◆ **Task statement**: From the first line to the last, set down the data exactly as given.

Data shown Block Start

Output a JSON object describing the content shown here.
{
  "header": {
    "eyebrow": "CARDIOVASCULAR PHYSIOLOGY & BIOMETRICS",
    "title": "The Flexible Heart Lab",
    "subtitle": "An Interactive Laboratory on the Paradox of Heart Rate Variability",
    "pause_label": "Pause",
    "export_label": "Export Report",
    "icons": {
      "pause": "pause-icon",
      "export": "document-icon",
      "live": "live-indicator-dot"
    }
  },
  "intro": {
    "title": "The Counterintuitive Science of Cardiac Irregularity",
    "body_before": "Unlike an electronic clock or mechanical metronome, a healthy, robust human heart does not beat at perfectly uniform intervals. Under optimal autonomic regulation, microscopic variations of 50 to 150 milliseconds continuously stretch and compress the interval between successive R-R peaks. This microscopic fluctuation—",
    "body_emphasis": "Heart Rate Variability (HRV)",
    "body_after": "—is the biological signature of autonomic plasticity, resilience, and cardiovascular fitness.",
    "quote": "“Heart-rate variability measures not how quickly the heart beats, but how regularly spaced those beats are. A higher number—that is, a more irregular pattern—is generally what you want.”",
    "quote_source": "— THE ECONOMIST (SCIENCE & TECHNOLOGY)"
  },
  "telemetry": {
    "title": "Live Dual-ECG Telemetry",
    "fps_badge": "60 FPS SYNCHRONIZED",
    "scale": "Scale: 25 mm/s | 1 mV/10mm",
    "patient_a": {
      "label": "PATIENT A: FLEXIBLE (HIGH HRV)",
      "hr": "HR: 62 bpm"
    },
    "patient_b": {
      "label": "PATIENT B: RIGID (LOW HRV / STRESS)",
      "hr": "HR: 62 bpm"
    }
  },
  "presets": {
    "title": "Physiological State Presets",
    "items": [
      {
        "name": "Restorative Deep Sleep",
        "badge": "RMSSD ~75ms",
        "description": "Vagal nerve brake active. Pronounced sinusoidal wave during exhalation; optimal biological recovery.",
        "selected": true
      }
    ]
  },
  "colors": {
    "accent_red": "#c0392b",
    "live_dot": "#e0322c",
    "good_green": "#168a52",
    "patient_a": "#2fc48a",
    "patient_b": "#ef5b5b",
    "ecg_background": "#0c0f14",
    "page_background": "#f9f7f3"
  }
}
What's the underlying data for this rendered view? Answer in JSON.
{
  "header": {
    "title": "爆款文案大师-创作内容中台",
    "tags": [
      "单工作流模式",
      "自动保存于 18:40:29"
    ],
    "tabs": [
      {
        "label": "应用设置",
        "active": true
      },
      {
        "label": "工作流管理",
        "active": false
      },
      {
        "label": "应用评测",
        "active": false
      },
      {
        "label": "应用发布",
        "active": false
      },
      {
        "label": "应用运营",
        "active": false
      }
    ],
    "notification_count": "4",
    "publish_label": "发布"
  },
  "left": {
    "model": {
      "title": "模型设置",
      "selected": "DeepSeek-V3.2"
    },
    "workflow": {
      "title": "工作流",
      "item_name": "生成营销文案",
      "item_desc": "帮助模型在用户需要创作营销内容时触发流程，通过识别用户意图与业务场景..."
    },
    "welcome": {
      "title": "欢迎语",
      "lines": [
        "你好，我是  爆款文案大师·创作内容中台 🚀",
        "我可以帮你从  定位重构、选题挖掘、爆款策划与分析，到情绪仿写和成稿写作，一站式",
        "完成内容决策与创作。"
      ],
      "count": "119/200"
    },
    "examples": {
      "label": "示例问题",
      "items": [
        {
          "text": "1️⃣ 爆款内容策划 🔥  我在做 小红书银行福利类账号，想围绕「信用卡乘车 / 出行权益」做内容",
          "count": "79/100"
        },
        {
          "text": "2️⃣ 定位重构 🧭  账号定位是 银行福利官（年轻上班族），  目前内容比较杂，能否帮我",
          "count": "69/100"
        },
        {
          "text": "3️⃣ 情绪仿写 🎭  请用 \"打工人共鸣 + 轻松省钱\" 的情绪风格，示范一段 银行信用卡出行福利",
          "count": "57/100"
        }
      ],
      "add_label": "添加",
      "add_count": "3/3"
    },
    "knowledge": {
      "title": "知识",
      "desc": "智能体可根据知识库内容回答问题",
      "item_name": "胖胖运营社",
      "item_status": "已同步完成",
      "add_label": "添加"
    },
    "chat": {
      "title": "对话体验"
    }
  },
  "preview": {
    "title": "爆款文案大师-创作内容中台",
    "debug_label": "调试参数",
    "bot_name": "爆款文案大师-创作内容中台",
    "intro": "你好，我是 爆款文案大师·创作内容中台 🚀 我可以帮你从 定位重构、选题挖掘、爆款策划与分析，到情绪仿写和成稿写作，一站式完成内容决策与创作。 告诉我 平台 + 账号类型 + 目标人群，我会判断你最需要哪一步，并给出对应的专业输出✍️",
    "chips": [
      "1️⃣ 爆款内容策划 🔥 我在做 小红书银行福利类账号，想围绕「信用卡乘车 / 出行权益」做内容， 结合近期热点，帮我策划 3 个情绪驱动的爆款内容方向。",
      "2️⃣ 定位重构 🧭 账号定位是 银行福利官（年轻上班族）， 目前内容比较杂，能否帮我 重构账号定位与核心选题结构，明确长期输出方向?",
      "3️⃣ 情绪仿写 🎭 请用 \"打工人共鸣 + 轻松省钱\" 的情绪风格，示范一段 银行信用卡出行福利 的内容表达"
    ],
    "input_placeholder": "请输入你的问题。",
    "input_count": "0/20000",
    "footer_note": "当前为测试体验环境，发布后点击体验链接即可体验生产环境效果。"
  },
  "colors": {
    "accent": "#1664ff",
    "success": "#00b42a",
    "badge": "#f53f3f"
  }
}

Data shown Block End

◆ **Task result**:
Output a JSON object describing the content shown here.
{
  "header": {
    "eyebrow": "CARDIOVASCULAR PHYSIOLOGY & BIOMETRICS",
    "title": "The Flexible Heart Lab",
    "subtitle": "An Interactive Laboratory on the Paradox of Heart Rate Variability",
    "pause_label": "Pause",
    "export_label": "Export Report",
    "icons": {
      "pause": "pause-icon",
      "export": "document-icon",
      "live": "live-indicator-dot"
    }
  },
  "intro": {
    "title": "The Counterintuitive Science of Cardiac Irregularity",
    "body_before": "Unlike an electronic clock or mechanical metronome, a healthy, robust human heart does not beat at perfectly uniform intervals. Under optimal autonomic regulation, microscopic variations of 50 to 150 milliseconds continuously stretch and compress the interval between successive R-R peaks. This microscopic fluctuation—",
    "body_emphasis": "Heart Rate Variability (HRV)",
    "body_after": "—is the biological signature of autonomic plasticity, resilience, and cardiovascular fitness.",
    "quote": "“Heart-rate variability measures not how quickly the heart beats, but how regularly spaced those beats are. A higher number—that is, a more irregular pattern—is generally what you want.”",
    "quote_source": "— THE ECONOMIST (SCIENCE & TECHNOLOGY)"
  },
  "telemetry": {
    "title": "Live Dual-ECG Telemetry",
    "fps_badge": "60 FPS SYNCHRONIZED",
    "scale": "Scale: 25 mm/s | 1 mV/10mm",
    "patient_a": {
      "label": "PATIENT A: FLEXIBLE (HIGH HRV)",
      "hr": "HR: 62 bpm"
    },
    "patient_b": {
      "label": "PATIENT B: RIGID (LOW HRV / STRESS)",
      "hr": "HR: 62 bpm"
    }
  },
  "presets": {
    "title": "Physiological State Presets",
    "items": [
      {
        "name": "Restorative Deep Sleep",
        "badge": "RMSSD ~75ms",
        "description": "Vagal nerve brake active. Pronounced sinusoidal wave during exhalation; optimal biological recovery.",
        "selected": true
      }
    ]
  },
  "colors": {
    "accent_red": "#c0392b",
    "live_dot": "#e0322c",
    "good_green": "#168a52",
    "patient_a": "#2fc48a",
    "patient_b": "#ef5b5b",
    "ecg_background": "#0c0f14",
    "page_background": "#f9f7f3"
  }
}
What's the underlying data for this rendered view? Answer in JSON.
{
  "header": {
    "title": "爆款文案大师-创作内容中台",
    "tags": [
      "单工作流模式",
      "自动保存于 18:40:29"
    ],
    "tabs": [
      {
        "label": "应用设置",
        "active": true
      },
      {
        "label": "工作流管理",
        "active": false
      },
      {
        "label": "应用评测",
        "active": false
      },
      {
        "label": "应用发布",
        "active": false
      },
      {
        "label": "应用运营",
        "active": false
      }
    ],
    "notification_count": "4",
    "publish_label": "发布"
  },
  "left": {
    "model": {
      "title": "模型设置",
      "selected": "DeepSeek-V3.2"
    },
    "workflow": {
      "title": "工作流",
      "item_name": "生成营销文案",
      "item_desc": "帮助模型在用户需要创作营销内容时触发流程，通过识别用户意图与业务场景..."
    },
    "welcome": {
      "title": "欢迎语",
      "lines": [
        "你好，我是  爆款文案大师·创作内容中台 🚀",
        "我可以帮你从  定位重构、选题挖掘、爆款策划与分析，到情绪仿写和成稿写作，一站式",
        "完成内容决策与创作。"
      ],
      "count": "119/200"
    },
    "examples": {
      "label": "示例问题",
      "items": [
        {
          "text": "1️⃣ 爆款内容策划 🔥  我在做 小红书银行福利类账号，想围绕「信用卡乘车 / 出行权益」做内容",
          "count": "79/100"
        },
        {
          "text": "2️⃣ 定位重构 🧭  账号定位是 银行福利官（年轻上班族），  目前内容比较杂，能否帮我",
          "count": "69/100"
        },
        {
          "text": "3️⃣ 情绪仿写 🎭  请用 \"打工人共鸣 + 轻松省钱\" 的情绪风格，示范一段 银行信用卡出行福利",
          "count": "57/100"
        }
      ],
      "add_label": "添加",
      "add_count": "3/3"
    },
    "knowledge": {
      "title": "知识",
      "desc": "智能体可根据知识库内容回答问题",
      "item_name": "胖胖运营社",
      "item_status": "已同步完成",
      "add_label": "添加"
    },
    "chat": {
      "title": "对话体验"
    }
  },
  "preview": {
    "title": "爆款文案大师-创作内容中台",
    "debug_label": "调试参数",
    "bot_name": "爆款文案大师-创作内容中台",
    "intro": "你好，我是 爆款文案大师·创作内容中台 🚀 我可以帮你从 定位重构、选题挖掘、爆款策划与分析，到情绪仿写和成稿写作，一站式完成内容决策与创作。 告诉我 平台 + 账号类型 + 目标人群，我会判断你最需要哪一步，并给出对应的专业输出✍️",
    "chips": [
      "1️⃣ 爆款内容策划 🔥 我在做 小红书银行福利类账号，想围绕「信用卡乘车 / 出行权益」做内容， 结合近期热点，帮我策划 3 个情绪驱动的爆款内容方向。",
      "2️⃣ 定位重构 🧭 账号定位是 银行福利官（年轻上班族）， 目前内容比较杂，能否帮我 重构账号定位与核心选题结构，明确长期输出方向?",
      "3️⃣ 情绪仿写 🎭 请用 \"打工人共鸣 + 轻松省钱\" 的情绪风格，示范一段 银行信用卡出行福利 的内容表达"
    ],
    "input_placeholder": "请输入你的问题。",
    "input_count": "0/20000",
    "footer_note": "当前为测试体验环境，发布后点击体验链接即可体验生产环境效果。"
  },
  "colors": {
    "accent": "#1664ff",
    "success": "#00b42a",
    "badge": "#f53f3f"
  }
}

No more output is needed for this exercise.